**The task:**
Your job is to restate each entry word for word.

**Data supplied:**
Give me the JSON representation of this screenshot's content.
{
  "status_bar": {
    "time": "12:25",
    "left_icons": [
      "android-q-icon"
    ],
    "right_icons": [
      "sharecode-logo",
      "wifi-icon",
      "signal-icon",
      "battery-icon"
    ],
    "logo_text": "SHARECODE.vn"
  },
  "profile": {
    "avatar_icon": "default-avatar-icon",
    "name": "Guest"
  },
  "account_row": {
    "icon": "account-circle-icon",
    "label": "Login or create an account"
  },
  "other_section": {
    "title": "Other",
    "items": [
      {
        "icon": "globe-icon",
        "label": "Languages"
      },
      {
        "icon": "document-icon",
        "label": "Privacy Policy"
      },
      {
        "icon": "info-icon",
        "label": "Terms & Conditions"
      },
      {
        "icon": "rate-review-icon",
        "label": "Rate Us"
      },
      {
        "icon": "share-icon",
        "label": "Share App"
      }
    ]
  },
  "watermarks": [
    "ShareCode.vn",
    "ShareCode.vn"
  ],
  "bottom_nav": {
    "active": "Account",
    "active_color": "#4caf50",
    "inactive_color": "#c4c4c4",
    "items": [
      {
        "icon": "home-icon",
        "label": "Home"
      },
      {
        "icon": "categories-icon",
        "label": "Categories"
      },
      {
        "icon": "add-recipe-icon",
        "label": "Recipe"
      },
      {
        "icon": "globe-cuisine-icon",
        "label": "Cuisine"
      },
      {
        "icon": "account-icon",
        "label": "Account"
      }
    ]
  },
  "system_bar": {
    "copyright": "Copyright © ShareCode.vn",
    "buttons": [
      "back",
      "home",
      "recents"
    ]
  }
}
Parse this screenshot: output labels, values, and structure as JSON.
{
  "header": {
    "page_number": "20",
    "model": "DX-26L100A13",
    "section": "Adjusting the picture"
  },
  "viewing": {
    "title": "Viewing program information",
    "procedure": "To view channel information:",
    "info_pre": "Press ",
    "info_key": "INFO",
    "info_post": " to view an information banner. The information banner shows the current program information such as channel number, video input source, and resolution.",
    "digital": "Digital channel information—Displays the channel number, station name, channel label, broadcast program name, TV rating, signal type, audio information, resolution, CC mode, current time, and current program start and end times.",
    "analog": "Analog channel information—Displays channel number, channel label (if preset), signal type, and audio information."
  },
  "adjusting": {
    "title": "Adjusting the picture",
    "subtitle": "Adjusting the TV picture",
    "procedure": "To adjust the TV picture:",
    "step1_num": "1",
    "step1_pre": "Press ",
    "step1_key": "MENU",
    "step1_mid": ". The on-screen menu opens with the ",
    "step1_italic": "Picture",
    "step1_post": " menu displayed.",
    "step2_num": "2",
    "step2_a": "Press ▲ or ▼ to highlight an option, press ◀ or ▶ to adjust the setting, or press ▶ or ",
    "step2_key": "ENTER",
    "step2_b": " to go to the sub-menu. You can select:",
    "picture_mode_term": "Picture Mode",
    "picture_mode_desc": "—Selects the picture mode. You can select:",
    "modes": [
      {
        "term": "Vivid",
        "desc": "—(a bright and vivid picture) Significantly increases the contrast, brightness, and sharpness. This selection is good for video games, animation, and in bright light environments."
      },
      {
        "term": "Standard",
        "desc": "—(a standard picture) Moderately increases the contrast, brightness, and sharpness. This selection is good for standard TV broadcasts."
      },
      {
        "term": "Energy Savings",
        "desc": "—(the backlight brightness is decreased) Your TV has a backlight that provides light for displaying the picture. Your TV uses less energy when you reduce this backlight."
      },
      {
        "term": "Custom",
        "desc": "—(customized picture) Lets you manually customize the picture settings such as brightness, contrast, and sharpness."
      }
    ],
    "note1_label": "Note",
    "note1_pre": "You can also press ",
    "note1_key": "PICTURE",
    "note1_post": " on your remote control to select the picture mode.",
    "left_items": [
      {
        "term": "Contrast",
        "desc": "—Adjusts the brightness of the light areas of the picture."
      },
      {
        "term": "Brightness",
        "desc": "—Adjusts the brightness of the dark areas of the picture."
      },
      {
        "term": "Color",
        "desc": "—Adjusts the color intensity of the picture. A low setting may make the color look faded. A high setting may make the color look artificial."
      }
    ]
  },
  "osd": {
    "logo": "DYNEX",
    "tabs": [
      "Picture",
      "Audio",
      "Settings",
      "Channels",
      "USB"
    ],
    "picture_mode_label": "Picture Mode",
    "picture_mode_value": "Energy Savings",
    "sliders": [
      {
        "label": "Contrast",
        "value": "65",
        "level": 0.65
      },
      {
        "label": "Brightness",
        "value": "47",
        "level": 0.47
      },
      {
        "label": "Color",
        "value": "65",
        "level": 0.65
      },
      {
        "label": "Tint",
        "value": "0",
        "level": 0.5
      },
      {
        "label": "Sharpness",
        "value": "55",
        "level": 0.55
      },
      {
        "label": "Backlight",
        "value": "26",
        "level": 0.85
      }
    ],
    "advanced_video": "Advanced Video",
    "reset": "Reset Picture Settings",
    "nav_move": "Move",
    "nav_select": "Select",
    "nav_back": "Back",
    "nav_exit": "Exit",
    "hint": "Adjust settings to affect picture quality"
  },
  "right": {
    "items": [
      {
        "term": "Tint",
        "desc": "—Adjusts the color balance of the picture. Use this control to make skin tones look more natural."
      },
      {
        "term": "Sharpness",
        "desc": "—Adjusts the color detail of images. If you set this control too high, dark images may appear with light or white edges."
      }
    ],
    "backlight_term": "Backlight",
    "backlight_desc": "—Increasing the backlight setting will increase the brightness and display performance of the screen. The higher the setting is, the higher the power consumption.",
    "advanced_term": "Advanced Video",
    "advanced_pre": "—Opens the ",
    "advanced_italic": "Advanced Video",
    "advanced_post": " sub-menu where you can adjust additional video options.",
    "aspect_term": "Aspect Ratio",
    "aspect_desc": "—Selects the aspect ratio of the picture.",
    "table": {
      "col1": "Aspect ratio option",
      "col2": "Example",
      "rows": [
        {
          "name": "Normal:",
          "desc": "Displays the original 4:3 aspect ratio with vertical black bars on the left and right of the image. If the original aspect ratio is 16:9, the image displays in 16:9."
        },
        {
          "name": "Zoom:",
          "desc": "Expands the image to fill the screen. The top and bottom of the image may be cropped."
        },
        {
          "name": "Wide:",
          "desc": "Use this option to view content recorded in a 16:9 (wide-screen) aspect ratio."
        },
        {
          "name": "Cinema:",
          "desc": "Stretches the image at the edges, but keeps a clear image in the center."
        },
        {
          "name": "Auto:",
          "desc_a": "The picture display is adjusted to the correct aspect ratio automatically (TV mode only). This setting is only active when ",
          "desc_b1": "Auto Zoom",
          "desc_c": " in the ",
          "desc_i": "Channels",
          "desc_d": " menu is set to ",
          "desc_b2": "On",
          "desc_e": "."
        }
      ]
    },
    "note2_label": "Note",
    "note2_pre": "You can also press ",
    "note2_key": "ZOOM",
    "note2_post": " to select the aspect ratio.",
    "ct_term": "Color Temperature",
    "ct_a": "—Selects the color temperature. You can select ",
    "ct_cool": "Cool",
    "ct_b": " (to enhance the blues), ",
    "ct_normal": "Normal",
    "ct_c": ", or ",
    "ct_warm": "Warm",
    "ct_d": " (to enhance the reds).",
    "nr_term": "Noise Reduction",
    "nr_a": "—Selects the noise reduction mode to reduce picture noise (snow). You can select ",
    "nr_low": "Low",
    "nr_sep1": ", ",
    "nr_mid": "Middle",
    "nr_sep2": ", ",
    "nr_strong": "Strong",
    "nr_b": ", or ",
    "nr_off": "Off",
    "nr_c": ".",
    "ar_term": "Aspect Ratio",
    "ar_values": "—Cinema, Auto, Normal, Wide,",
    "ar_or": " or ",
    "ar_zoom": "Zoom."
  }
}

**Result of this task:**
Give me the JSON representation of this screenshot's content.
{
  "status_bar": {
    "time": "12:25",
    "left_icons": [
      "android-q-icon"
    ],
    "right_icons": [
      "sharecode-logo",
      "wifi-icon",
      "signal-icon",
      "battery-icon"
    ],
    "logo_text": "SHARECODE.vn"
  },
  "profile": {
    "avatar_icon": "default-avatar-icon",
    "name": "Guest"
  },
  "account_row": {
    "icon": "account-circle-icon",
    "label": "Login or create an account"
  },
  "other_section": {
    "title": "Other",
    "items": [
      {
        "icon": "globe-icon",
        "label": "Languages"
      },
      {
        "icon": "document-icon",
        "label": "Privacy Policy"
      },
      {
        "icon": "info-icon",
        "label": "Terms & Conditions"
      },
      {
        "icon": "rate-review-icon",
        "label": "Rate Us"
      },
      {
        "icon": "share-icon",
        "label": "Share App"
      }
    ]
  },
  "watermarks": [
    "ShareCode.vn",
    "ShareCode.vn"
  ],
  "bottom_nav": {
    "active": "Account",
    "active_color": "#4caf50",
    "inactive_color": "#c4c4c4",
    "items": [
      {
        "icon": "home-icon",
        "label": "Home"
      },
      {
        "icon": "categories-icon",
        "label": "Categories"
      },
      {
        "icon": "add-recipe-icon",
        "label": "Recipe"
      },
      {
        "icon": "globe-cuisine-icon",
        "label": "Cuisine"
      },
      {
        "icon": "account-icon",
        "label": "Account"
      }
    ]
  },
  "system_bar": {
    "copyright": "Copyright © ShareCode.vn",
    "buttons": [
      "back",
      "home",
      "recents"
    ]
  }
}
Parse this screenshot: output labels, values, and structure as JSON.
{
  "header": {
    "page_number": "20",
    "model": "DX-26L100A13",
    "section": "Adjusting the picture"
  },
  "viewing": {
    "title": "Viewing program information",
    "procedure": "To view channel information:",
    "info_pre": "Press ",
    "info_key": "INFO",
    "info_post": " to view an information banner. The information banner shows the current program information such as channel number, video input source, and resolution.",
    "digital": "Digital channel information—Displays the channel number, station name, channel label, broadcast program name, TV rating, signal type, audio information, resolution, CC mode, current time, and current program start and end times.",
    "analog": "Analog channel information—Displays channel number, channel label (if preset), signal type, and audio information."
  },
  "adjusting": {
    "title": "Adjusting the picture",
    "subtitle": "Adjusting the TV picture",
    "procedure": "To adjust the TV picture:",
    "step1_num": "1",
    "step1_pre": "Press ",
    "step1_key": "MENU",
    "step1_mid": ". The on-screen menu opens with the ",
    "step1_italic": "Picture",
    "step1_post": " menu displayed.",
    "step2_num": "2",
    "step2_a": "Press ▲ or ▼ to highlight an option, press ◀ or ▶ to adjust the setting, or press ▶ or ",
    "step2_key": "ENTER",
    "step2_b": " to go to the sub-menu. You can select:",
    "picture_mode_term": "Picture Mode",
    "picture_mode_desc": "—Selects the picture mode. You can select:",
    "modes": [
      {
        "term": "Vivid",
        "desc": "—(a bright and vivid picture) Significantly increases the contrast, brightness, and sharpness. This selection is good for video games, animation, and in bright light environments."
      },
      {
        "term": "Standard",
        "desc": "—(a standard picture) Moderately increases the contrast, brightness, and sharpness. This selection is good for standard TV broadcasts."
      },
      {
        "term": "Energy Savings",
        "desc": "—(the backlight brightness is decreased) Your TV has a backlight that provides light for displaying the picture. Your TV uses less energy when you reduce this backlight."
      },
      {
        "term": "Custom",
        "desc": "—(customized picture) Lets you manually customize the picture settings such as brightness, contrast, and sharpness."
      }
    ],
    "note1_label": "Note",
    "note1_pre": "You can also press ",
    "note1_key": "PICTURE",
    "note1_post": " on your remote control to select the picture mode.",
    "left_items": [
      {
        "term": "Contrast",
        "desc": "—Adjusts the brightness of the light areas of the picture."
      },
      {
        "term": "Brightness",
        "desc": "—Adjusts the brightness of the dark areas of the picture."
      },
      {
        "term": "Color",
        "desc": "—Adjusts the color intensity of the picture. A low setting may make the color look faded. A high setting may make the color look artificial."
      }
    ]
  },
  "osd": {
    "logo": "DYNEX",
    "tabs": [
      "Picture",
      "Audio",
      "Settings",
      "Channels",
      "USB"
    ],
    "picture_mode_label": "Picture Mode",
    "picture_mode_value": "Energy Savings",
    "sliders": [
      {
        "label": "Contrast",
        "value": "65",
        "level": 0.65
      },
      {
        "label": "Brightness",
        "value": "47",
        "level": 0.47
      },
      {
        "label": "Color",
        "value": "65",
        "level": 0.65
      },
      {
        "label": "Tint",
        "value": "0",
        "level": 0.5
      },
      {
        "label": "Sharpness",
        "value": "55",
        "level": 0.55
      },
      {
        "label": "Backlight",
        "value": "26",
        "level": 0.85
      }
    ],
    "advanced_video": "Advanced Video",
    "reset": "Reset Picture Settings",
    "nav_move": "Move",
    "nav_select": "Select",
    "nav_back": "Back",
    "nav_exit": "Exit",
    "hint": "Adjust settings to affect picture quality"
  },
  "right": {
    "items": [
      {
        "term": "Tint",
        "desc": "—Adjusts the color balance of the picture. Use this control to make skin tones look more natural."
      },
      {
        "term": "Sharpness",
        "desc": "—Adjusts the color detail of images. If you set this control too high, dark images may appear with light or white edges."
      }
    ],
    "backlight_term": "Backlight",
    "backlight_desc": "—Increasing the backlight setting will increase the brightness and display performance of the screen. The higher the setting is, the higher the power consumption.",
    "advanced_term": "Advanced Video",
    "advanced_pre": "—Opens the ",
    "advanced_italic": "Advanced Video",
    "advanced_post": " sub-menu where you can adjust additional video options.",
    "aspect_term": "Aspect Ratio",
    "aspect_desc": "—Selects the aspect ratio of the picture.",
    "table": {
      "col1": "Aspect ratio option",
      "col2": "Example",
      "rows": [
        {
          "name": "Normal:",
          "desc": "Displays the original 4:3 aspect ratio with vertical black bars on the left and right of the image. If the original aspect ratio is 16:9, the image displays in 16:9."
        },
        {
          "name": "Zoom:",
          "desc": "Expands the image to fill the screen. The top and bottom of the image may be cropped."
        },
        {
          "name": "Wide:",
          "desc": "Use this option to view content recorded in a 16:9 (wide-screen) aspect ratio."
        },
        {
          "name": "Cinema:",
          "desc": "Stretches the image at the edges, but keeps a clear image in the center."
        },
        {
          "name": "Auto:",
          "desc_a": "The picture display is adjusted to the correct aspect ratio automatically (TV mode only). This setting is only active when ",
          "desc_b1": "Auto Zoom",
          "desc_c": " in the ",
          "desc_i": "Channels",
          "desc_d": " menu is set to ",
          "desc_b2": "On",
          "desc_e": "."
        }
      ]
    },
    "note2_label": "Note",
    "note2_pre": "You can also press ",
    "note2_key": "ZOOM",
    "note2_post": " to select the aspect ratio.",
    "ct_term": "Color Temperature",
    "ct_a": "—Selects the color temperature. You can select ",
    "ct_cool": "Cool",
    "ct_b": " (to enhance the blues), ",
    "ct_normal": "Normal",
    "ct_c": ", or ",
    "ct_warm": "Warm",
    "ct_d": " (to enhance the reds).",
    "nr_term": "Noise Reduction",
    "nr_a": "—Selects the noise reduction mode to reduce picture noise (snow). You can select ",
    "nr_low": "Low",
    "nr_sep1": ", ",
    "nr_mid": "Middle",
    "nr_sep2": ", ",
    "nr_strong": "Strong",
    "nr_b": ", or ",
    "nr_off": "Off",
    "nr_c": ".",
    "ar_term": "Aspect Ratio",
    "ar_values": "—Cinema, Auto, Normal, Wide,",
    "ar_or": " or ",
    "ar_zoom": "Zoom."
  }
}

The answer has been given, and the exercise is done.